Nicias (Greek: Νικίας) was an Indo-Greek king who ruled in the Paropamisade. Most of his relatively few coins have been found in northern Pakistan, indicating that he ruled a smaller principate around the lower Kabul valley. He was possibly a relative of Menander I.
Bopearachchi suggests that Nicias ruled c. 90–85 BCE. This late date is supported by the absence of Attic coins (see below).
R. C. Senior on the other hand places him as a successor of Menander, c. 135–125 BCE, according to his interpretation of hoard findings.
Regardless of which period is correct, the fact that Nicias ages visibly on his coins seems to indicate some longevity to his rule.
Nicias struck Indian silver drachms of diademed or helmeted king with three reverses:

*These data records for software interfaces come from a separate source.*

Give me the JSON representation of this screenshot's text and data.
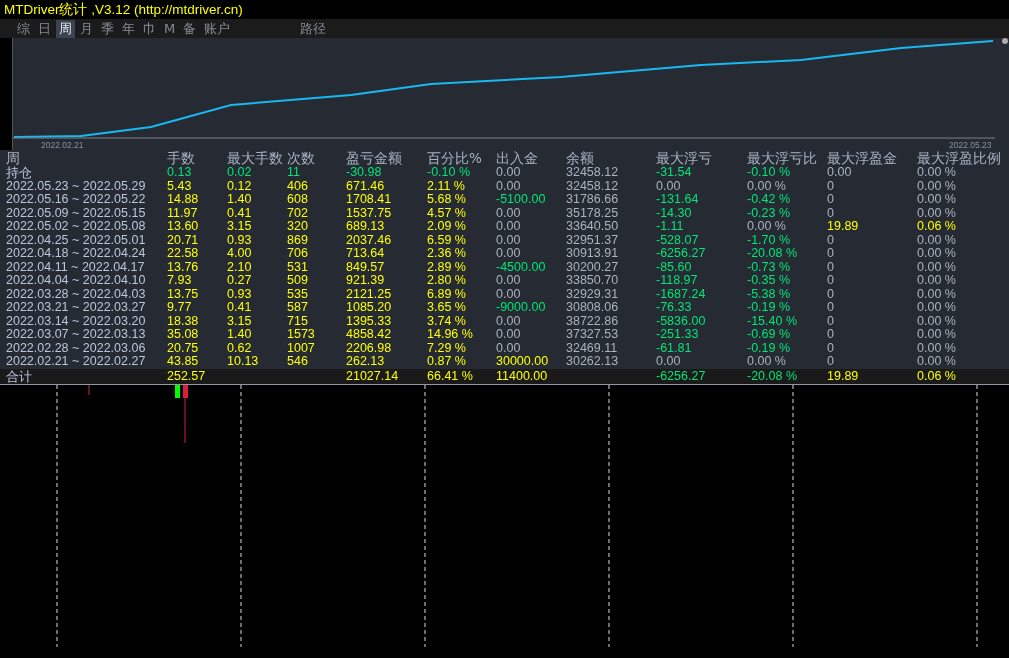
{
  "title": "MTDriver统计 ,V3.12 (http://mtdriver.cn)",
  "tabs": [
    {
      "label": "综",
      "selected": false
    },
    {
      "label": "日",
      "selected": false
    },
    {
      "label": "周",
      "selected": true
    },
    {
      "label": "月",
      "selected": false
    },
    {
      "label": "季",
      "selected": false
    },
    {
      "label": "年",
      "selected": false
    },
    {
      "label": "巾",
      "selected": false
    },
    {
      "label": "M",
      "selected": false
    },
    {
      "label": "备",
      "selected": false
    },
    {
      "label": "账户",
      "selected": false
    },
    {
      "label": "路径",
      "selected": false
    }
  ],
  "chart": {
    "start_label": "2022.02.21",
    "end_label": "2022.05.23"
  },
  "table": {
    "columns": [
      "周",
      "手数",
      "最大手数",
      "次数",
      "盈亏金额",
      "百分比%",
      "出入金",
      "余额",
      "最大浮亏",
      "最大浮亏比",
      "最大浮盈金",
      "最大浮盈比例"
    ],
    "rows": [
      {
        "cells": [
          {
            "text": "持仓",
            "color": "#b9c6dc"
          },
          {
            "text": "0.13",
            "color": "#00e676"
          },
          {
            "text": "0.02",
            "color": "#00e676"
          },
          {
            "text": "11",
            "color": "#00e676"
          },
          {
            "text": "-30.98",
            "color": "#00e676"
          },
          {
            "text": "-0.10 %",
            "color": "#00e676"
          },
          {
            "text": "0.00",
            "color": "#aab3bf"
          },
          {
            "text": "32458.12",
            "color": "#aab3bf"
          },
          {
            "text": "-31.54",
            "color": "#00e676"
          },
          {
            "text": "-0.10 %",
            "color": "#00e676"
          },
          {
            "text": "0.00",
            "color": "#aab3bf"
          },
          {
            "text": "0.00 %",
            "color": "#aab3bf"
          }
        ]
      },
      {
        "cells": [
          {
            "text": "2022.05.23 ~ 2022.05.29",
            "color": "#b9c6dc"
          },
          {
            "text": "5.43",
            "color": "#ffff00"
          },
          {
            "text": "0.12",
            "color": "#ffff00"
          },
          {
            "text": "406",
            "color": "#ffff00"
          },
          {
            "text": "671.46",
            "color": "#ffff00"
          },
          {
            "text": "2.11 %",
            "color": "#ffff00"
          },
          {
            "text": "0.00",
            "color": "#aab3bf"
          },
          {
            "text": "32458.12",
            "color": "#aab3bf"
          },
          {
            "text": "0.00",
            "color": "#aab3bf"
          },
          {
            "text": "0.00 %",
            "color": "#aab3bf"
          },
          {
            "text": "0",
            "color": "#aab3bf"
          },
          {
            "text": "0.00 %",
            "color": "#aab3bf"
          }
        ]
      },
      {
        "cells": [
          {
            "text": "2022.05.16 ~ 2022.05.22",
            "color": "#b9c6dc"
          },
          {
            "text": "14.88",
            "color": "#ffff00"
          },
          {
            "text": "1.40",
            "color": "#ffff00"
          },
          {
            "text": "608",
            "color": "#ffff00"
          },
          {
            "text": "1708.41",
            "color": "#ffff00"
          },
          {
            "text": "5.68 %",
            "color": "#ffff00"
          },
          {
            "text": "-5100.00",
            "color": "#00e676"
          },
          {
            "text": "31786.66",
            "color": "#aab3bf"
          },
          {
            "text": "-131.64",
            "color": "#00e676"
          },
          {
            "text": "-0.42 %",
            "color": "#00e676"
          },
          {
            "text": "0",
            "color": "#aab3bf"
          },
          {
            "text": "0.00 %",
            "color": "#aab3bf"
          }
        ]
      },
      {
        "cells": [
          {
            "text": "2022.05.09 ~ 2022.05.15",
            "color": "#b9c6dc"
          },
          {
            "text": "11.97",
            "color": "#ffff00"
          },
          {
            "text": "0.41",
            "color": "#ffff00"
          },
          {
            "text": "702",
            "color": "#ffff00"
          },
          {
            "text": "1537.75",
            "color": "#ffff00"
          },
          {
            "text": "4.57 %",
            "color": "#ffff00"
          },
          {
            "text": "0.00",
            "color": "#aab3bf"
          },
          {
            "text": "35178.25",
            "color": "#aab3bf"
          },
          {
            "text": "-14.30",
            "color": "#00e676"
          },
          {
            "text": "-0.23 %",
            "color": "#00e676"
          },
          {
            "text": "0",
            "color": "#aab3bf"
          },
          {
            "text": "0.00 %",
            "color": "#aab3bf"
          }
        ]
      },
      {
        "cells": [
          {
            "text": "2022.05.02 ~ 2022.05.08",
            "color": "#b9c6dc"
          },
          {
            "text": "13.60",
            "color": "#ffff00"
          },
          {
            "text": "3.15",
            "color": "#ffff00"
          },
          {
            "text": "320",
            "color": "#ffff00"
          },
          {
            "text": "689.13",
            "color": "#ffff00"
          },
          {
            "text": "2.09 %",
            "color": "#ffff00"
          },
          {
            "text": "0.00",
            "color": "#aab3bf"
          },
          {
            "text": "33640.50",
            "color": "#aab3bf"
          },
          {
            "text": "-1.11",
            "color": "#00e676"
          },
          {
            "text": "0.00 %",
            "color": "#aab3bf"
          },
          {
            "text": "19.89",
            "color": "#ffff00"
          },
          {
            "text": "0.06 %",
            "color": "#ffff00"
          }
        ]
      },
      {
        "cells": [
          {
            "text": "2022.04.25 ~ 2022.05.01",
            "color": "#b9c6dc"
          },
          {
            "text": "20.71",
            "color": "#ffff00"
          },
          {
            "text": "0.93",
            "color": "#ffff00"
          },
          {
            "text": "869",
            "color": "#ffff00"
          },
          {
            "text": "2037.46",
            "color": "#ffff00"
          },
          {
            "text": "6.59 %",
            "color": "#ffff00"
          },
          {
            "text": "0.00",
            "color": "#aab3bf"
          },
          {
            "text": "32951.37",
            "color": "#aab3bf"
          },
          {
            "text": "-528.07",
            "color": "#00e676"
          },
          {
            "text": "-1.70 %",
            "color": "#00e676"
          },
          {
            "text": "0",
            "color": "#aab3bf"
          },
          {
            "text": "0.00 %",
            "color": "#aab3bf"
          }
        ]
      },
      {
        "cells": [
          {
            "text": "2022.04.18 ~ 2022.04.24",
            "color": "#b9c6dc"
          },
          {
            "text": "22.58",
            "color": "#ffff00"
          },
          {
            "text": "4.00",
            "color": "#ffff00"
          },
          {
            "text": "706",
            "color": "#ffff00"
          },
          {
            "text": "713.64",
            "color": "#ffff00"
          },
          {
            "text": "2.36 %",
            "color": "#ffff00"
          },
          {
            "text": "0.00",
            "color": "#aab3bf"
          },
          {
            "text": "30913.91",
            "color": "#aab3bf"
          },
          {
            "text": "-6256.27",
            "color": "#00e676"
          },
          {
            "text": "-20.08 %",
            "color": "#00e676"
          },
          {
            "text": "0",
            "color": "#aab3bf"
          },
          {
            "text": "0.00 %",
            "color": "#aab3bf"
          }
        ]
      },
      {
        "cells": [
          {
            "text": "2022.04.11 ~ 2022.04.17",
            "color": "#b9c6dc"
          },
          {
            "text": "13.76",
            "color": "#ffff00"
          },
          {
            "text": "2.10",
            "color": "#ffff00"
          },
          {
            "text": "531",
            "color": "#ffff00"
          },
          {
            "text": "849.57",
            "color": "#ffff00"
          },
          {
            "text": "2.89 %",
            "color": "#ffff00"
          },
          {
            "text": "-4500.00",
            "color": "#00e676"
          },
          {
            "text": "30200.27",
            "color": "#aab3bf"
          },
          {
            "text": "-85.60",
            "color": "#00e676"
          },
          {
            "text": "-0.73 %",
            "color": "#00e676"
          },
          {
            "text": "0",
            "color": "#aab3bf"
          },
          {
            "text": "0.00 %",
            "color": "#aab3bf"
          }
        ]
      },
      {
        "cells": [
          {
            "text": "2022.04.04 ~ 2022.04.10",
            "color": "#b9c6dc"
          },
          {
            "text": "7.93",
            "color": "#ffff00"
          },
          {
            "text": "0.27",
            "color": "#ffff00"
          },
          {
            "text": "509",
            "color": "#ffff00"
          },
          {
            "text": "921.39",
            "color": "#ffff00"
          },
          {
            "text": "2.80 %",
            "color": "#ffff00"
          },
          {
            "text": "0.00",
            "color": "#aab3bf"
          },
          {
            "text": "33850.70",
            "color": "#aab3bf"
          },
          {
            "text": "-118.97",
            "color": "#00e676"
          },
          {
            "text": "-0.35 %",
            "color": "#00e676"
          },
          {
            "text": "0",
            "color": "#aab3bf"
          },
          {
            "text": "0.00 %",
            "color": "#aab3bf"
          }
        ]
      },
      {
        "cells": [
          {
            "text": "2022.03.28 ~ 2022.04.03",
            "color": "#b9c6dc"
          },
          {
            "text": "13.75",
            "color": "#ffff00"
          },
          {
            "text": "0.93",
            "color": "#ffff00"
          },
          {
            "text": "535",
            "color": "#ffff00"
          },
          {
            "text": "2121.25",
            "color": "#ffff00"
          },
          {
            "text": "6.89 %",
            "color": "#ffff00"
          },
          {
            "text": "0.00",
            "color": "#aab3bf"
          },
          {
            "text": "32929.31",
            "color": "#aab3bf"
          },
          {
            "text": "-1687.24",
            "color": "#00e676"
          },
          {
            "text": "-5.38 %",
            "color": "#00e676"
          },
          {
            "text": "0",
            "color": "#aab3bf"
          },
          {
            "text": "0.00 %",
            "color": "#aab3bf"
          }
        ]
      },
      {
        "cells": [
          {
            "text": "2022.03.21 ~ 2022.03.27",
            "color": "#b9c6dc"
          },
          {
            "text": "9.77",
            "color": "#ffff00"
          },
          {
            "text": "0.41",
            "color": "#ffff00"
          },
          {
            "text": "587",
            "color": "#ffff00"
          },
          {
            "text": "1085.20",
            "color": "#ffff00"
          },
          {
            "text": "3.65 %",
            "color": "#ffff00"
          },
          {
            "text": "-9000.00",
            "color": "#00e676"
          },
          {
            "text": "30808.06",
            "color": "#aab3bf"
          },
          {
            "text": "-76.33",
            "color": "#00e676"
          },
          {
            "text": "-0.19 %",
            "color": "#00e676"
          },
          {
            "text": "0",
            "color": "#aab3bf"
          },
          {
            "text": "0.00 %",
            "color": "#aab3bf"
          }
        ]
      },
      {
        "cells": [
          {
            "text": "2022.03.14 ~ 2022.03.20",
            "color": "#b9c6dc"
          },
          {
            "text": "18.38",
            "color": "#ffff00"
          },
          {
            "text": "3.15",
            "color": "#ffff00"
          },
          {
            "text": "715",
            "color": "#ffff00"
          },
          {
            "text": "1395.33",
            "color": "#ffff00"
          },
          {
            "text": "3.74 %",
            "color": "#ffff00"
          },
          {
            "text": "0.00",
            "color": "#aab3bf"
          },
          {
            "text": "38722.86",
            "color": "#aab3bf"
          },
          {
            "text": "-5836.00",
            "color": "#00e676"
          },
          {
            "text": "-15.40 %",
            "color": "#00e676"
          },
          {
            "text": "0",
            "color": "#aab3bf"
          },
          {
            "text": "0.00 %",
            "color": "#aab3bf"
          }
        ]
      },
      {
        "cells": [
          {
            "text": "2022.03.07 ~ 2022.03.13",
            "color": "#b9c6dc"
          },
          {
            "text": "35.08",
            "color": "#ffff00"
          },
          {
            "text": "1.40",
            "color": "#ffff00"
          },
          {
            "text": "1573",
            "color": "#ffff00"
          },
          {
            "text": "4858.42",
            "color": "#ffff00"
          },
          {
            "text": "14.96 %",
            "color": "#ffff00"
          },
          {
            "text": "0.00",
            "color": "#aab3bf"
          },
          {
            "text": "37327.53",
            "color": "#aab3bf"
          },
          {
            "text": "-251.33",
            "color": "#00e676"
          },
          {
            "text": "-0.69 %",
            "color": "#00e676"
          },
          {
            "text": "0",
            "color": "#aab3bf"
          },
          {
            "text": "0.00 %",
            "color": "#aab3bf"
          }
        ]
      },
      {
        "cells": [
          {
            "text": "2022.02.28 ~ 2022.03.06",
            "color": "#b9c6dc"
          },
          {
            "text": "20.75",
            "color": "#ffff00"
          },
          {
            "text": "0.62",
            "color": "#ffff00"
          },
          {
            "text": "1007",
            "color": "#ffff00"
          },
          {
            "text": "2206.98",
            "color": "#ffff00"
          },
          {
            "text": "7.29 %",
            "color": "#ffff00"
          },
          {
            "text": "0.00",
            "color": "#aab3bf"
          },
          {
            "text": "32469.11",
            "color": "#aab3bf"
          },
          {
            "text": "-61.81",
            "color": "#00e676"
          },
          {
            "text": "-0.19 %",
            "color": "#00e676"
          },
          {
            "text": "0",
            "color": "#aab3bf"
          },
          {
            "text": "0.00 %",
            "color": "#aab3bf"
          }
        ]
      },
      {
        "cells": [
          {
            "text": "2022.02.21 ~ 2022.02.27",
            "color": "#b9c6dc"
          },
          {
            "text": "43.85",
            "color": "#ffff00"
          },
          {
            "text": "10.13",
            "color": "#ffff00"
          },
          {
            "text": "546",
            "color": "#ffff00"
          },
          {
            "text": "262.13",
            "color": "#ffff00"
          },
          {
            "text": "0.87 %",
            "color": "#ffff00"
          },
          {
            "text": "30000.00",
            "color": "#ffff00"
          },
          {
            "text": "30262.13",
            "color": "#aab3bf"
          },
          {
            "text": "0.00",
            "color": "#aab3bf"
          },
          {
            "text": "0.00 %",
            "color": "#aab3bf"
          },
          {
            "text": "0",
            "color": "#aab3bf"
          },
          {
            "text": "0.00 %",
            "color": "#aab3bf"
          }
        ]
      }
    ],
    "total": {
      "cells": [
        {
          "text": "合计",
          "color": "#b9c6dc"
        },
        {
          "text": "252.57",
          "color": "#ffff00"
        },
        "",
        "",
        {
          "text": "21027.14",
          "color": "#ffff00"
        },
        {
          "text": "66.41 %",
          "color": "#ffff00"
        },
        {
          "text": "11400.00",
          "color": "#ffff00"
        },
        "",
        {
          "text": "-6256.27",
          "color": "#00e676"
        },
        {
          "text": "-20.08 %",
          "color": "#00e676"
        },
        {
          "text": "19.89",
          "color": "#ffff00"
        },
        {
          "text": "0.06 %",
          "color": "#ffff00"
        }
      ]
    }
  }
}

His bronzes feature Zeus/dolphin or portrait / king on prancing horse. Some varieties are crude with lunate sigmas and square omicrons. Even though Nikias ruled in the western parts of the Indo-Greek realm, no Attic coins have been found.
His monograms generally match those of the kings Theophilus and Philoxenus, though one is shared with Thrason, the short-lived son of Menander I.